The Coaching Role Isn't Defined
If coaching is new to your school, it can take teachers a while to understand what it is and how it can benefit them. It may take teachers a while to jump into the change since it might not be on their radar yet. Sometimes new coaching programs are not rolled out or communicated well to an organization's staff which causes a lack of understanding. In this case, teachers may think the coach is there to evaluate them, or have other misconceptions about the coach's role.
Teachers Are Busy and Time Is Tight
We have to remember how busy teachers are and how much is on their plate. They might believe coaching can support them with their teaching, but perceive meeting with a coach as taking up their valuable planning or prep time. Sometimes teachers are reluctant to give up their precious time if they are unable to visualize the benefits in the end.
A Lack of Voice or Choice
Some of the work between coaches and teachers may be mandatory. Teachers are expected to participate in coaching cycles, or attend workshops and trainings where the topics of their coaching work are predetermined. Teachers often resist when they feel micromanaged, and don't get a say in their professional development. Reluctance may also be a result of the coaching work being the Coach consulting and telling them what to do. When we as coaches take away choice, we also take away the internal need for autonomy.
A Difference of Beliefs and Values or Personality and Style
Teachers may be reluctant to work with coaches when they don't feel a connection with them at a deeper level. Reluctance may come if a teacher feels the Coach doesn't understand who they are as an educator or is passing judgement on their beliefs and identity. On a slightly less deep level, they might show reluctance if the Coaches' style of talking, leading, or collaborating is at odds with their own.

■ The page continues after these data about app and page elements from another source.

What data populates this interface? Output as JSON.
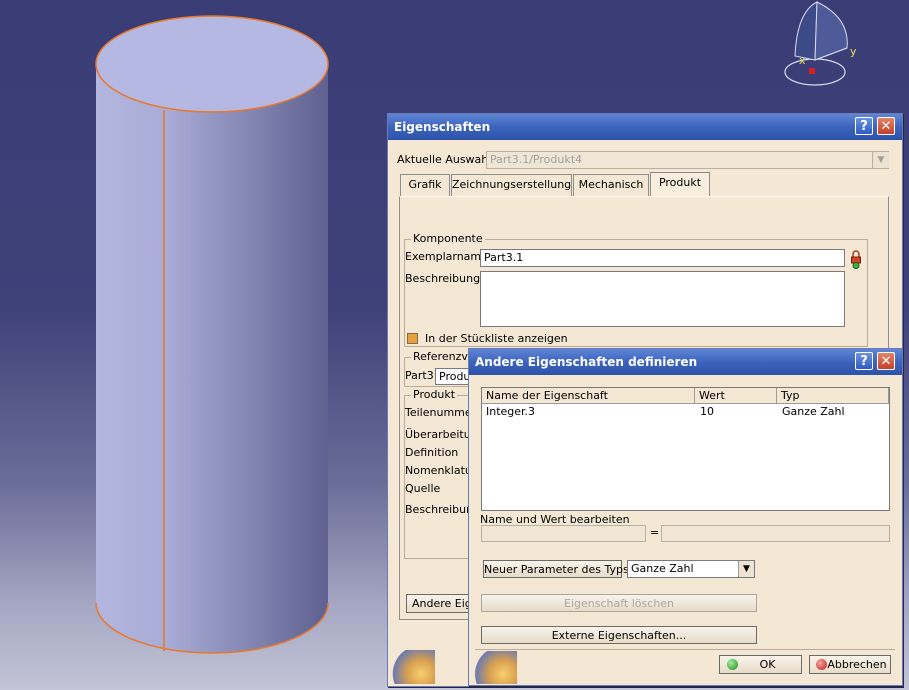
{
  "compass": {
    "y_label": "y",
    "x_label": "x"
  },
  "props": {
    "title": "Eigenschaften",
    "current_label": "Aktuelle Auswahl:",
    "current_value": "Part3.1/Produkt4",
    "tabs": [
      "Grafik",
      "Zeichnungserstellung",
      "Mechanisch",
      "Produkt"
    ],
    "active_tab": "Produkt",
    "komponente": {
      "title": "Komponente",
      "instance_label": "Exemplarname",
      "instance_value": "Part3.1",
      "desc_label": "Beschreibung",
      "bom_label": "In der Stückliste anzeigen"
    },
    "referenz": {
      "title": "Referenzve",
      "row_label": "Part3",
      "row_value": "Produ"
    },
    "produkt": {
      "title": "Produkt",
      "rows": [
        "Teilenummer",
        "Überarbeitun",
        "Definition",
        "Nomenklatur",
        "Quelle",
        "Beschreibung"
      ]
    },
    "other_btn": "Andere Eige"
  },
  "define": {
    "title": "Andere Eigenschaften definieren",
    "columns": [
      "Name der Eigenschaft",
      "Wert",
      "Typ"
    ],
    "rows": [
      {
        "name": "Integer.3",
        "value": "10",
        "type": "Ganze Zahl"
      }
    ],
    "edit_label": "Name und Wert bearbeiten",
    "equals": "=",
    "new_param_btn": "Neuer Parameter des Typs",
    "type_value": "Ganze Zahl",
    "delete_btn": "Eigenschaft löschen",
    "external_btn": "Externe Eigenschaften...",
    "ok_btn": "OK",
    "cancel_btn": "Abbrechen"
  }
}
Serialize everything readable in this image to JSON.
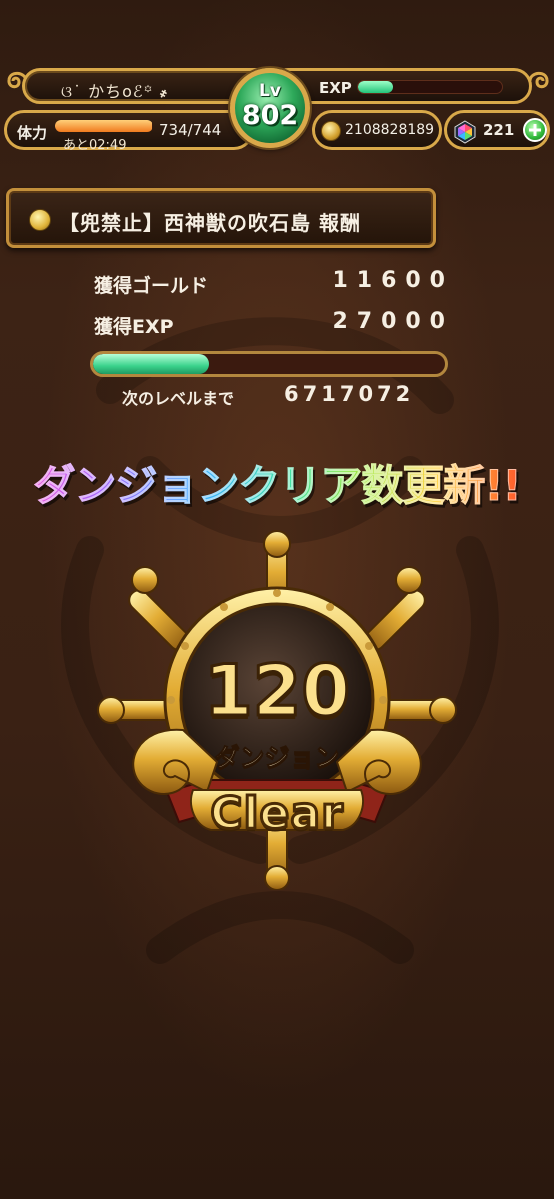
{
  "header": {
    "player_name": "ଓ˙ かちoℰ꙳ ҂",
    "exp_label": "EXP",
    "exp_progress": 0.24,
    "level_label": "Lv",
    "level_value": "802",
    "stamina_label": "体力",
    "stamina_current_fraction": 0.99,
    "stamina_timer": "あと02:49",
    "stamina_value": "734/744",
    "gold_value": "2108828189",
    "gem_value": "221"
  },
  "reward": {
    "dungeon_title": "【兜禁止】西神獣の吹石島 報酬",
    "gold_label": "獲得ゴールド",
    "gold_value": "11600",
    "exp_label": "獲得EXP",
    "exp_value": "27000",
    "level_progress": 0.33,
    "next_level_label": "次のレベルまで",
    "next_level_value": "6717072"
  },
  "record": {
    "headline": "ダンジョンクリア数更新!!",
    "count": "120",
    "unit": "ダンジョン",
    "clear_label": "Clear"
  },
  "colors": {
    "gold_trim": "#d9a94a",
    "level_badge_green": "#2ea95a",
    "exp_bar": "#24c47a",
    "stamina_bar": "#f07a1e",
    "background": "#3a2114"
  }
}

The list above for what causes reluctance is not a complete list—there are other experiences and internal struggles that can cause reluctance. The most important thing is that we don't jump to solutions without really getting to know the teachers we work with. After we start to have a deeper understanding of our teachers and their needs, we can find solutions that may help them get unstuck. In my upcoming post, we will discuss strategies for supporting the causes of reluctance when working with teachers—stay tuned!
About our Guest Blogger
Cailin Minor is a literacy coach at Shanghai American School. She has been teaching overseas for the past 11 years in Korea, Thailand, Colombia, and China. She loves international education and the challenging and rewarding work of coaching. Be sure to check out her blog where explores tips, tools, and thoughts on instructional coaching or follow her on twitter @cailinminor.